-- Opening Marker --

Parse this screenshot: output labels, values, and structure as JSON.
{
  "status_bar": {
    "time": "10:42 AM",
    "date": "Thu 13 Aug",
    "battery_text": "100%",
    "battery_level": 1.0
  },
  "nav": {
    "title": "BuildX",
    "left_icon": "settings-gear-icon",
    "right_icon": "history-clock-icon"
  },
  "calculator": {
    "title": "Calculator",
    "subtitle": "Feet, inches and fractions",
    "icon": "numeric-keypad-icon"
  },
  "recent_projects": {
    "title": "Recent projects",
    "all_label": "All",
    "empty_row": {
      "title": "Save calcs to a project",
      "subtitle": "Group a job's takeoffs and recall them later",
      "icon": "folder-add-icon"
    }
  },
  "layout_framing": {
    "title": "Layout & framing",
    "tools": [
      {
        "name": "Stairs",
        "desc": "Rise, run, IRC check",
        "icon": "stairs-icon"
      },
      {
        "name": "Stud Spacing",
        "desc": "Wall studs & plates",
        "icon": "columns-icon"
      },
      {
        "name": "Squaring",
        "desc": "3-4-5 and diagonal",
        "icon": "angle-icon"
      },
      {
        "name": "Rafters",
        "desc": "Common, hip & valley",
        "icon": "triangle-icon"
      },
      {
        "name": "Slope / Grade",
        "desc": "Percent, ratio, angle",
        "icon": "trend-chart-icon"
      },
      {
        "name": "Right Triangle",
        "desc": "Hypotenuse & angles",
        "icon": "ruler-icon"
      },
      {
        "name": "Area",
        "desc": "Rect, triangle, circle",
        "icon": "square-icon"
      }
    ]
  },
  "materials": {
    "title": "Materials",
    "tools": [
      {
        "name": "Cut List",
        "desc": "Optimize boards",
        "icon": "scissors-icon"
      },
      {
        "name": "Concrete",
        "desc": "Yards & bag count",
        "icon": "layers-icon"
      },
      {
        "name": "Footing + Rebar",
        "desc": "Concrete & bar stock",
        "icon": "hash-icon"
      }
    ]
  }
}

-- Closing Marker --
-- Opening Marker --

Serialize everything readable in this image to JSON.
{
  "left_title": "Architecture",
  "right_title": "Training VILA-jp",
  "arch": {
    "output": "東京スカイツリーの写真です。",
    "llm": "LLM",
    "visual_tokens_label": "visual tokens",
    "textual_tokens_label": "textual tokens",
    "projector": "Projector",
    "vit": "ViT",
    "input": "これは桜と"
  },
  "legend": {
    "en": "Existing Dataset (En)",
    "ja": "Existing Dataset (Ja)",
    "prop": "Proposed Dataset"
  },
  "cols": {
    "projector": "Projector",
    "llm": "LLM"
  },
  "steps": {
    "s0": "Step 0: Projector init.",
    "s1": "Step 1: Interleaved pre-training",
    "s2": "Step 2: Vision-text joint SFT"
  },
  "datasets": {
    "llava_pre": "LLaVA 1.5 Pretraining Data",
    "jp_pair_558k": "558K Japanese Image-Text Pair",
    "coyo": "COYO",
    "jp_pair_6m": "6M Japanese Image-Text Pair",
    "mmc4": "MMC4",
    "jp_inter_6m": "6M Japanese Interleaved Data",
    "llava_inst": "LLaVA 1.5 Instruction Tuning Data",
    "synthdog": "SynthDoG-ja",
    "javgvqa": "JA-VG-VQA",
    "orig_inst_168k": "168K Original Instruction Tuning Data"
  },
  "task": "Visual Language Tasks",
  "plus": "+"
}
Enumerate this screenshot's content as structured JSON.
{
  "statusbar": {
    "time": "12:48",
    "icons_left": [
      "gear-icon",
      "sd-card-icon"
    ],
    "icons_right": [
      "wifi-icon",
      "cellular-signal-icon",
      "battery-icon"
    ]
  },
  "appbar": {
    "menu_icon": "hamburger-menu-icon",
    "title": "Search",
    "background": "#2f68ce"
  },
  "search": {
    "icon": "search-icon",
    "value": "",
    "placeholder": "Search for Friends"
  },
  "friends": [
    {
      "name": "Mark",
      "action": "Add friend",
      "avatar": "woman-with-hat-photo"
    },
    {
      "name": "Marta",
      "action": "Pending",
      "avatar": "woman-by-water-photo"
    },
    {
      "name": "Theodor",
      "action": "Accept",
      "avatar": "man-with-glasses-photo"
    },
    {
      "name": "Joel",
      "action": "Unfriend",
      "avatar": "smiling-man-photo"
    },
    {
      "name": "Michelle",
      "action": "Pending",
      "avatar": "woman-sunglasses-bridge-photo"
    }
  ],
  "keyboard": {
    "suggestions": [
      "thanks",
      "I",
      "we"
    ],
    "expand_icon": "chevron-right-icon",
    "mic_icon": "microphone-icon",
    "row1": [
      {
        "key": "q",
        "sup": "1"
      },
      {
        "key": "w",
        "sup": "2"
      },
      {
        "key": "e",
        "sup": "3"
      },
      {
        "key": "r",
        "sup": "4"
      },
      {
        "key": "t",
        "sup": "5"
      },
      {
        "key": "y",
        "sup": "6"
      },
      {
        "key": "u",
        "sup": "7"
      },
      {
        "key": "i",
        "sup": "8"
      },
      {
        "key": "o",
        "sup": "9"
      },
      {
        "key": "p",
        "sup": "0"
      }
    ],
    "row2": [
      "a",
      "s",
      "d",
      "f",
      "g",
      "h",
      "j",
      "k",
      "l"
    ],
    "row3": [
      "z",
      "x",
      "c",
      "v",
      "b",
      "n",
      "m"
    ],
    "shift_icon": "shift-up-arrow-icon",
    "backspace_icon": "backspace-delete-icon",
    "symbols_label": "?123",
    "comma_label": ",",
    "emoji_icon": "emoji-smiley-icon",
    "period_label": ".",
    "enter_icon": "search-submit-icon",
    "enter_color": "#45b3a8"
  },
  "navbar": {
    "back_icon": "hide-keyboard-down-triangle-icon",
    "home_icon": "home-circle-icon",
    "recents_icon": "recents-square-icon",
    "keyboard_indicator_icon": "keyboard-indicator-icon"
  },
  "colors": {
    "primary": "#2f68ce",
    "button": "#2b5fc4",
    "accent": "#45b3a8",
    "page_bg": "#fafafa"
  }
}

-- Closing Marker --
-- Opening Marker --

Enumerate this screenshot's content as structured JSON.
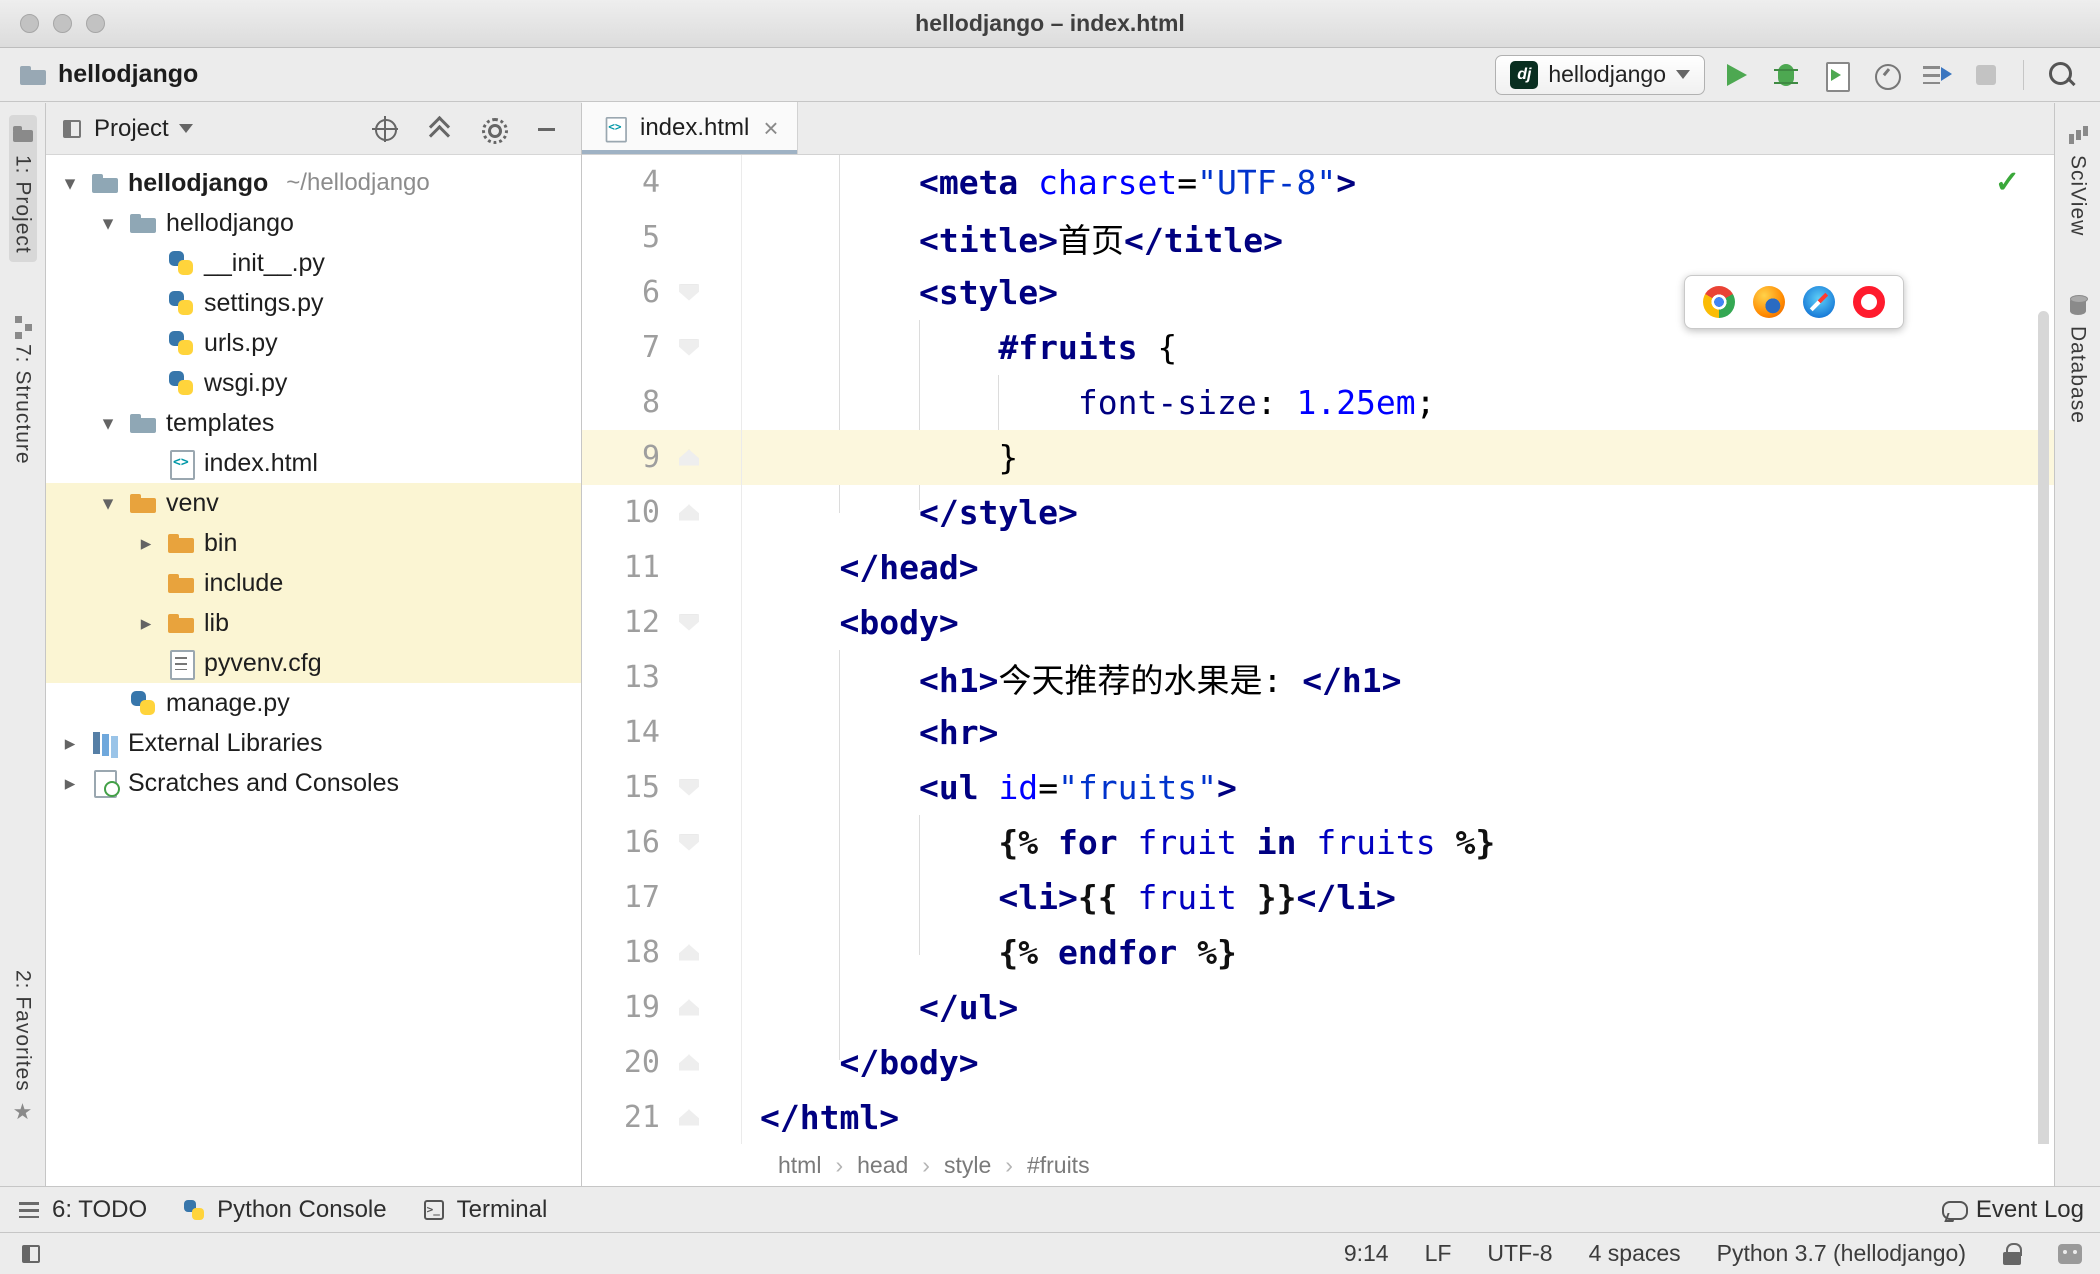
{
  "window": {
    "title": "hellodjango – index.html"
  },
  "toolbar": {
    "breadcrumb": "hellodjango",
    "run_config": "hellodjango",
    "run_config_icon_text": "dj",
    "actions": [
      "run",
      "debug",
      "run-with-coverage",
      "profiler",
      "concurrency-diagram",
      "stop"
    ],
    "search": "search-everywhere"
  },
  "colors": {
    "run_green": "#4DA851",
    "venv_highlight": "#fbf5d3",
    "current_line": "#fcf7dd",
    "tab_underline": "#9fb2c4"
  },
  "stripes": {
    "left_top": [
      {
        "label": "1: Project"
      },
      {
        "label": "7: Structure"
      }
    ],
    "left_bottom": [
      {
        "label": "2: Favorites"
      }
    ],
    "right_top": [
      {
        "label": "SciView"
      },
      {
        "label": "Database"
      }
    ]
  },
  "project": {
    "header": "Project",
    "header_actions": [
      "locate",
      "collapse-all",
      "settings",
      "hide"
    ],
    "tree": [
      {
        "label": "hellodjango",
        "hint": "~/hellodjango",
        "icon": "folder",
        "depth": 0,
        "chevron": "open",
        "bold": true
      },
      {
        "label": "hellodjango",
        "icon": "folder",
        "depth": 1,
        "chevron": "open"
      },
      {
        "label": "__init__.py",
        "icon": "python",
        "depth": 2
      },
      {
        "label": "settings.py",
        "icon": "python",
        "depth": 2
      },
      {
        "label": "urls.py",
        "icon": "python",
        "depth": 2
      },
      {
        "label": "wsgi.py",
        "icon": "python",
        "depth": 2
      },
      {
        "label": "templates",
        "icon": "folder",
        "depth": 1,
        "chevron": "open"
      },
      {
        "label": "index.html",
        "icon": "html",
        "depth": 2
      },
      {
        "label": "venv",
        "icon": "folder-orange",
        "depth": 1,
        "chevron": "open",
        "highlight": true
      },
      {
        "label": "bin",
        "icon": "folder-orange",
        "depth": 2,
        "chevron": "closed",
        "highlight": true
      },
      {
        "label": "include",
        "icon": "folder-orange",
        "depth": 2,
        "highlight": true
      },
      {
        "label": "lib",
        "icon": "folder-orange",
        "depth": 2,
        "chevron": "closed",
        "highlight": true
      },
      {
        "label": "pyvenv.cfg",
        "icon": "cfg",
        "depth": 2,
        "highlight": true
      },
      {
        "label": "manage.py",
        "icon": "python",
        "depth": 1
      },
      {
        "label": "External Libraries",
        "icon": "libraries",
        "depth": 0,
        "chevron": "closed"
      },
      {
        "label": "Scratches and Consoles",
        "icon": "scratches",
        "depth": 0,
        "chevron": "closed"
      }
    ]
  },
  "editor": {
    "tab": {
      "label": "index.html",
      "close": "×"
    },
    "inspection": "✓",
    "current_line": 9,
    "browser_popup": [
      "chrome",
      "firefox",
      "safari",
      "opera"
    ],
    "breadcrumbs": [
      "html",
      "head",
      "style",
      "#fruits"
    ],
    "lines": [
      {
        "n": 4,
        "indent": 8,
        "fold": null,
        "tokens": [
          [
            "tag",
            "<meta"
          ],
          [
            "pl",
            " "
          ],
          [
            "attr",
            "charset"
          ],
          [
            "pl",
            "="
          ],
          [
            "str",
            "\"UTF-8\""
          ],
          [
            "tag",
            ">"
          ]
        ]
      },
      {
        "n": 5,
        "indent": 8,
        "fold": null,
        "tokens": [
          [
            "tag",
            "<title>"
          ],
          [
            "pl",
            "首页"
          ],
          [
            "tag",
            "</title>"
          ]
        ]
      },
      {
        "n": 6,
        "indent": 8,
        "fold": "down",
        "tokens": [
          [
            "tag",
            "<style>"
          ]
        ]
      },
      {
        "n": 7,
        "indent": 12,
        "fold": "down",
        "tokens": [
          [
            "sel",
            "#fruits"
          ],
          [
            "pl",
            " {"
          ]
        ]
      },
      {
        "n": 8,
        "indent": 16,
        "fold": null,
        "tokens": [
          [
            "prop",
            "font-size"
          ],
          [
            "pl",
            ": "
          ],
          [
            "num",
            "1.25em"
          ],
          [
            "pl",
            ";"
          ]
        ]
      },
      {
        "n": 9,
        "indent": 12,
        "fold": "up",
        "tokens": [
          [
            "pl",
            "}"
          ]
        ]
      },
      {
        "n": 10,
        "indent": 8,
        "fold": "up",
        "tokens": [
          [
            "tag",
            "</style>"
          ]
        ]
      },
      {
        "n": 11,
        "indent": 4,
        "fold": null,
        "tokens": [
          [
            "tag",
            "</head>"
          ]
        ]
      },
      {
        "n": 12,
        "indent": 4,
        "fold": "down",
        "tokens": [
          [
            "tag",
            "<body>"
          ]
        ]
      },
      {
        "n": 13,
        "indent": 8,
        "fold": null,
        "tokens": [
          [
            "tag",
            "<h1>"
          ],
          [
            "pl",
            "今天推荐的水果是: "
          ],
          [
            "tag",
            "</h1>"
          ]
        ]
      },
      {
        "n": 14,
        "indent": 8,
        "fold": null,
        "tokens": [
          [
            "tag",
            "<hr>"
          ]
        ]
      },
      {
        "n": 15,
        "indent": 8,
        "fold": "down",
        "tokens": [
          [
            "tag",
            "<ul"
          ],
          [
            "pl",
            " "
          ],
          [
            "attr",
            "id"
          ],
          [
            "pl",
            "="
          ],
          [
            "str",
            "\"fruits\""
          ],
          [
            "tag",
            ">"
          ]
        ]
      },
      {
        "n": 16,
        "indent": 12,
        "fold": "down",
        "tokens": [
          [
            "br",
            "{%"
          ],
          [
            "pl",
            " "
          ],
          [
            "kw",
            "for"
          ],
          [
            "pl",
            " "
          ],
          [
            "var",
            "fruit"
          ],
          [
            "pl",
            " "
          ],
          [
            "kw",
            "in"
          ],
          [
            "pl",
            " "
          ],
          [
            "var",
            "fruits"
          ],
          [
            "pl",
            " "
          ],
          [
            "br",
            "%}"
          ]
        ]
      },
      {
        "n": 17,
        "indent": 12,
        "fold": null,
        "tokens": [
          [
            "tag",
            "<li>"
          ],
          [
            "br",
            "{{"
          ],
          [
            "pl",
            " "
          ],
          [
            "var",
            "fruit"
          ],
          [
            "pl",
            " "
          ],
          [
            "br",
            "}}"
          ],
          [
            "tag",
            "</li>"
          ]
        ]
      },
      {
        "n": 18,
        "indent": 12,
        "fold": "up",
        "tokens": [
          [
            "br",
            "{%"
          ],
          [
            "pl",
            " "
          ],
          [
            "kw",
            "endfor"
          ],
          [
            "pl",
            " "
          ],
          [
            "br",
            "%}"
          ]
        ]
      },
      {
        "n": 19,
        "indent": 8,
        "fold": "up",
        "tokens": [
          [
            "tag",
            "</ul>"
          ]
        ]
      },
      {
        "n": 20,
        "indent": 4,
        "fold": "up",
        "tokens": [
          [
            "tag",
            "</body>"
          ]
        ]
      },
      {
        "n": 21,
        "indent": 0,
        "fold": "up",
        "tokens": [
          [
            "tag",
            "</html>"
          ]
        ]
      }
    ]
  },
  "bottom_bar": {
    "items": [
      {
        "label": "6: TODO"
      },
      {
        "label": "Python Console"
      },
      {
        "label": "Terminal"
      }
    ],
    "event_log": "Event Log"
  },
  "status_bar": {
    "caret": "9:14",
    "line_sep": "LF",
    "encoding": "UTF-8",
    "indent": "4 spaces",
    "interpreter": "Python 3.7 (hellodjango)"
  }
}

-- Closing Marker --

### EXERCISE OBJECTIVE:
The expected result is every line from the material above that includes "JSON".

### OUTPUT BELOW:
Parse this screenshot: output labels, values, and structure as JSON.
Serialize everything readable in this image to JSON.
Enumerate this screenshot's content as structured JSON.
Enumerate this screenshot's content as structured JSON.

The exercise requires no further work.